As mentioned previously, the keyword this refers to the calling object. Sometimes, we have to create a wrapper around a callback function so that we can pass the object to the function.

For example, in the phone code app.js, the method Game.prototype.start uses the built-in function setInterval() to call the draw method repeatedly. As it is, setInterval() is a method of the global window object. If we were to write

language:javascript
Game.prototype.start = function() {
    this._ball.visible = true;
    this._gameThread = window.setInterval(this.draw, 50);
};

the keyword this (only within setInterval) would refer to window, not the Game object! And, as you might guess, window has no draw() function. This piece of code would throw an error (unless you made a window.draw() function).

To get around this, we first assign this to a placeholder variable, which we will (humorously) call that.
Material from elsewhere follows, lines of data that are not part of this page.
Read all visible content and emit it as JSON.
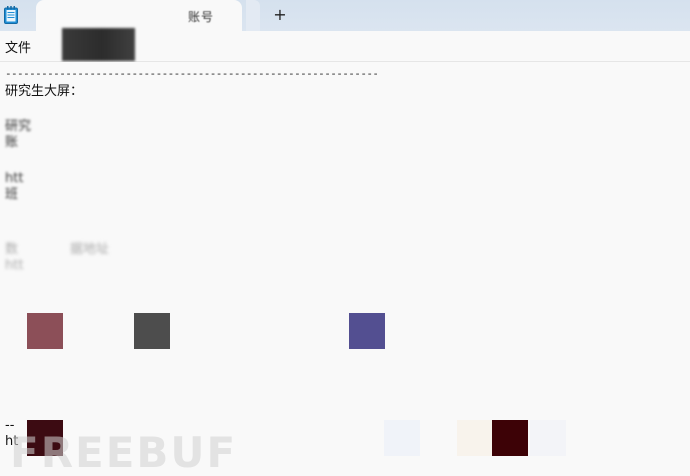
{
  "window": {
    "tab_title": "账号",
    "new_tab_symbol": "+"
  },
  "menu": {
    "file_label": "文件"
  },
  "document": {
    "separator": "----------------------------------------------------------------",
    "heading": "研究生大屏：",
    "lines_group1": [
      "研究",
      "账"
    ],
    "lines_group2": [
      "htt",
      "班"
    ],
    "lines_group3": [
      "数　　　　据地址",
      "htt"
    ],
    "bottom_line1": "--",
    "bottom_line2": "ht"
  },
  "watermark": "FREEBUF",
  "colors": {
    "tab_strip": "#d5e1ee",
    "background": "#f9f9f9",
    "swatch_1": "#8c4f58",
    "swatch_2": "#4d4d4d",
    "swatch_3": "#534f91",
    "swatch_4": "#3c0b12",
    "swatch_7": "#3d0206"
  },
  "icons": {
    "app": "notepad-icon"
  }
}
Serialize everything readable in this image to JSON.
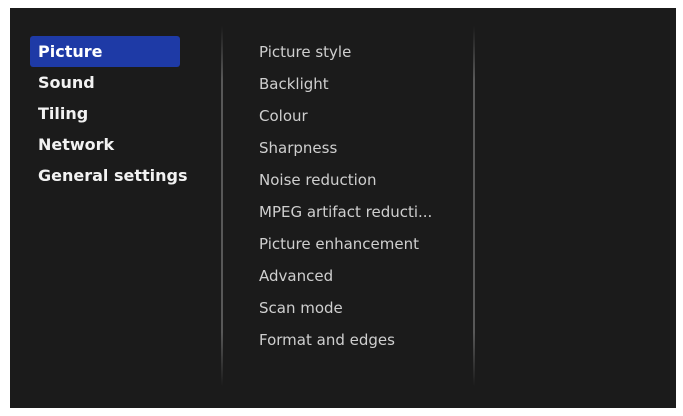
{
  "main_menu": {
    "items": [
      {
        "label": "Picture",
        "selected": true
      },
      {
        "label": "Sound",
        "selected": false
      },
      {
        "label": "Tiling",
        "selected": false
      },
      {
        "label": "Network",
        "selected": false
      },
      {
        "label": "General settings",
        "selected": false
      }
    ]
  },
  "sub_menu": {
    "items": [
      {
        "label": "Picture style"
      },
      {
        "label": "Backlight"
      },
      {
        "label": "Colour"
      },
      {
        "label": "Sharpness"
      },
      {
        "label": "Noise reduction"
      },
      {
        "label": "MPEG artifact reducti..."
      },
      {
        "label": "Picture enhancement"
      },
      {
        "label": "Advanced"
      },
      {
        "label": "Scan mode"
      },
      {
        "label": "Format and edges"
      }
    ]
  },
  "colors": {
    "background": "#1b1b1b",
    "selection": "#1e3aa6",
    "main_text": "#f2f2f2",
    "sub_text": "#cfcfcf"
  }
}
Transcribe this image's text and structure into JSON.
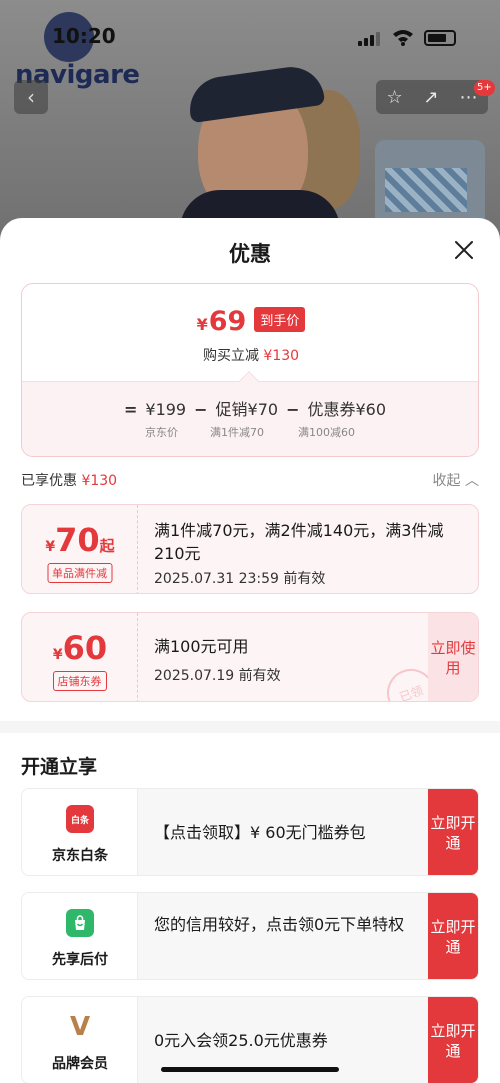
{
  "status_bar": {
    "time": "10:20"
  },
  "background": {
    "brand": "navigare",
    "notification_badge": "5+"
  },
  "sheet": {
    "title": "优惠",
    "final_price": {
      "yen": "¥",
      "amount": "69",
      "tag": "到手价",
      "reduce_label": "购买立减",
      "reduce_amount": "¥130"
    },
    "formula": {
      "equals": "=",
      "base_price": "¥199",
      "minus": "−",
      "promo": "促销¥70",
      "coupon": "优惠券¥60",
      "base_sub": "京东价",
      "promo_sub": "满1件减70",
      "coupon_sub": "满100减60"
    },
    "enjoyed": {
      "label": "已享优惠",
      "amount": "¥130",
      "collapse": "收起"
    },
    "coupons": [
      {
        "yen": "¥",
        "amount": "70",
        "suffix": "起",
        "label": "单品满件减",
        "desc": "满1件减70元，满2件减140元，满3件减210元",
        "date": "2025.07.31 23:59 前有效"
      },
      {
        "yen": "¥",
        "amount": "60",
        "suffix": "",
        "label": "店铺东券",
        "desc": "满100元可用",
        "date": "2025.07.19 前有效",
        "button": "立即使用",
        "stamp": "已领"
      }
    ],
    "open_section": {
      "title": "开通立享",
      "items": [
        {
          "icon": "白条",
          "name": "京东白条",
          "text": "【点击领取】¥ 60无门槛券包",
          "button": "立即开通",
          "color": "#e4393c"
        },
        {
          "icon": "",
          "name": "先享后付",
          "text": "您的信用较好，点击领0元下单特权",
          "button": "立即开通",
          "color": "#2fb86a"
        },
        {
          "icon": "V",
          "name": "品牌会员",
          "text": "0元入会领25.0元优惠券",
          "button": "立即开通",
          "color": "#b8804a"
        }
      ]
    }
  }
}
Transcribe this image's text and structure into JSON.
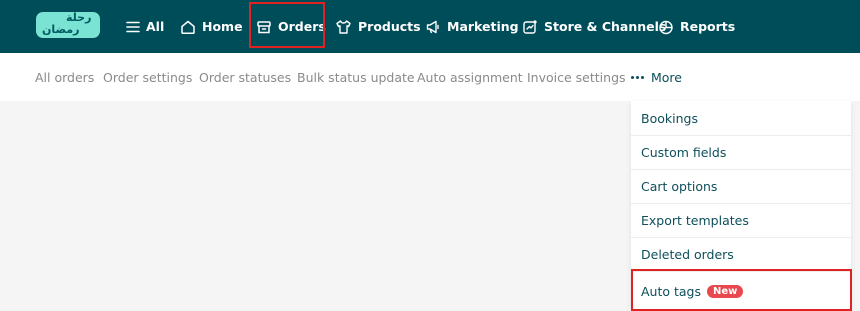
{
  "logo": {
    "line1": "رحلة",
    "line2": "رمضان"
  },
  "nav": {
    "all": "All",
    "home": "Home",
    "orders": "Orders",
    "products": "Products",
    "marketing": "Marketing",
    "store_channels": "Store & Channels",
    "reports": "Reports"
  },
  "subnav": {
    "items": [
      "All orders",
      "Order settings",
      "Order statuses",
      "Bulk status update",
      "Auto assignment",
      "Invoice settings"
    ],
    "more": "More"
  },
  "dropdown": {
    "items": [
      "Bookings",
      "Custom fields",
      "Cart options",
      "Export templates",
      "Deleted orders",
      "Auto tags"
    ],
    "badge": "New"
  },
  "colors": {
    "topbar": "#004d5a",
    "accent": "#0d4f5a",
    "highlight": "#e02222",
    "badge": "#e8484e"
  }
}
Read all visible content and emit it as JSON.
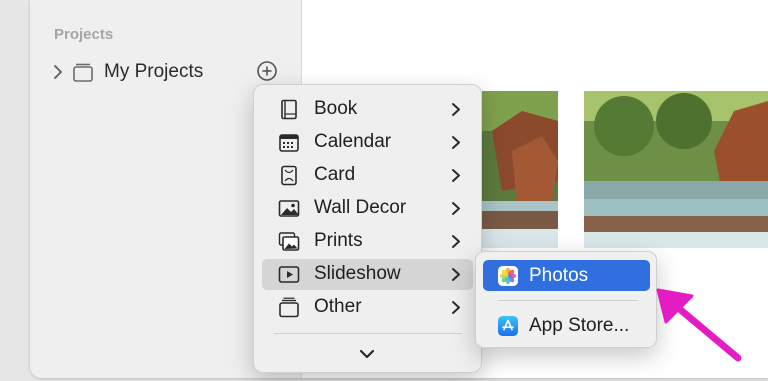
{
  "sidebar": {
    "section_heading": "Projects",
    "project": {
      "label": "My Projects"
    }
  },
  "create_menu": {
    "items": [
      {
        "label": "Book",
        "icon": "book-icon"
      },
      {
        "label": "Calendar",
        "icon": "calendar-icon"
      },
      {
        "label": "Card",
        "icon": "card-icon"
      },
      {
        "label": "Wall Decor",
        "icon": "wall-decor-icon"
      },
      {
        "label": "Prints",
        "icon": "prints-icon"
      },
      {
        "label": "Slideshow",
        "icon": "slideshow-icon"
      },
      {
        "label": "Other",
        "icon": "other-icon"
      }
    ],
    "selected": "Slideshow",
    "more_icon": "chevron-down-icon"
  },
  "slideshow_submenu": {
    "items": [
      {
        "label": "Photos",
        "icon": "photos-app-icon"
      },
      {
        "label": "App Store...",
        "icon": "app-store-icon"
      }
    ],
    "highlighted": "Photos"
  },
  "colors": {
    "accent": "#2f6fe0",
    "annotation_arrow": "#e41cc4",
    "sidebar_bg": "#f0eff0"
  }
}
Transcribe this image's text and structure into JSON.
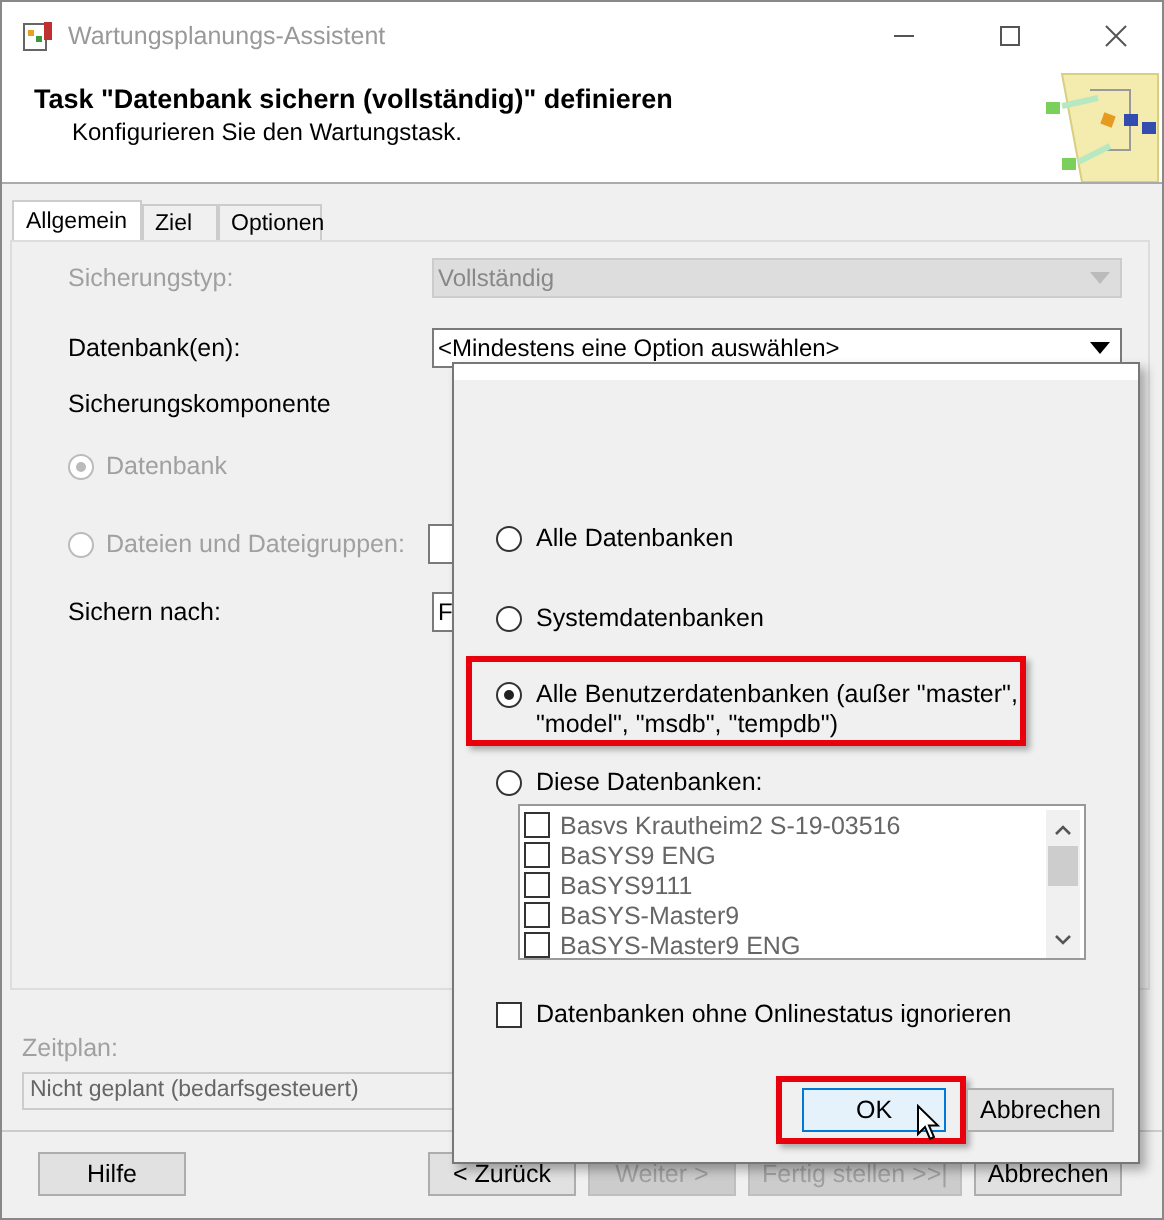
{
  "window": {
    "title": "Wartungsplanungs-Assistent"
  },
  "header": {
    "title": "Task \"Datenbank sichern (vollständig)\" definieren",
    "subtitle": "Konfigurieren Sie den Wartungstask."
  },
  "tabs": [
    {
      "label": "Allgemein",
      "selected": true
    },
    {
      "label": "Ziel",
      "selected": false
    },
    {
      "label": "Optionen",
      "selected": false
    }
  ],
  "form": {
    "rows": [
      {
        "kind": "select",
        "label": "Sicherungstyp:",
        "value": "Vollständig",
        "disabled": true
      },
      {
        "kind": "select",
        "label": "Datenbank(en):",
        "value": "<Mindestens eine Option auswählen>",
        "disabled": false
      },
      {
        "kind": "heading",
        "label": "Sicherungskomponente"
      },
      {
        "kind": "radio",
        "label": "Datenbank",
        "selected": true,
        "disabled": true
      },
      {
        "kind": "radio_field",
        "label": "Dateien und Dateigruppen:",
        "selected": false,
        "disabled": true
      },
      {
        "kind": "covered_select",
        "label": "Sichern nach:",
        "value": "F",
        "disabled": false
      }
    ]
  },
  "schedule": {
    "label": "Zeitplan:",
    "value": "Nicht geplant (bedarfsgesteuert)"
  },
  "buttons": [
    {
      "label": "Hilfe",
      "disabled": false
    },
    {
      "label": "< Zurück",
      "disabled": false
    },
    {
      "label": "Weiter >",
      "disabled": true
    },
    {
      "label": "Fertig stellen >>|",
      "disabled": true
    },
    {
      "label": "Abbrechen",
      "disabled": false
    }
  ],
  "popup": {
    "options": [
      {
        "label": "Alle Datenbanken",
        "selected": false,
        "highlighted": false
      },
      {
        "label": "Systemdatenbanken",
        "selected": false,
        "highlighted": false
      },
      {
        "label": "Alle Benutzerdatenbanken (außer \"master\", \"model\", \"msdb\", \"tempdb\")",
        "selected": true,
        "highlighted": true
      },
      {
        "label": "Diese Datenbanken:",
        "selected": false,
        "highlighted": false
      }
    ],
    "databases": [
      {
        "name": "Basvs  Krautheim2  S-19-03516",
        "checked": false
      },
      {
        "name": "BaSYS9  ENG",
        "checked": false
      },
      {
        "name": "BaSYS9111",
        "checked": false
      },
      {
        "name": "BaSYS-Master9",
        "checked": false
      },
      {
        "name": "BaSYS-Master9  ENG",
        "checked": false
      }
    ],
    "ignore_offline": {
      "label": "Datenbanken ohne Onlinestatus ignorieren",
      "checked": false
    },
    "buttons": [
      {
        "label": "OK",
        "highlighted": true
      },
      {
        "label": "Abbrechen",
        "highlighted": false
      }
    ]
  }
}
Then, we can create a dummy function as the callback for setInterval, which calls that.draw(), referring to the draw() method in the Game object.

language:javascript
Game.prototype.start = function() {
    var that = this;
    this._ball.visible = true;
    this._gameThread = window.setInterval(function() {
        that.draw();
    }, 50);
};

Troubleshooting

  • Bluetooth is not connecting – If you restarted the Edison since the last experiment, make sure you enter the three commands rfkill unblock bluetooth, killall bluetoothd, and hciconfig hci0 up into an Edison terminal (SSH or serial) before running the Edison code.
  • The ball does not move – If you see the ball on the screen, then Bluetooth is connected. A visible ball that does not move could be caused by several issues:
    • The Edison might not be detecting button pushes. Insert console.log() statements into the Edison code to determine the state of each of the buttons.
    • The Edison might not be sending notifications over BLE. Use another BLE phone app (e.g. BLE Scanner) to see if the characteristic is being updated.
    • The phone app might not be receiving notifications. Place debug() statements in onNotify to see if it is being called.
    • The phone app might not be updating the ball postion. Place debug() statements in Game.prototype.updateBallPos to see if it is being called.

Going Further

Challenges

  1. Make the ball’s radius grow by 1 every time it touches a wall.
  2. Make the ball move faster (this can be accomplished in several ways).
  3. Make a real game! For example, you could make a Breakout clone that uses the Edison controller to move the paddle. See this tutorial to help you get started.

Digging Deeper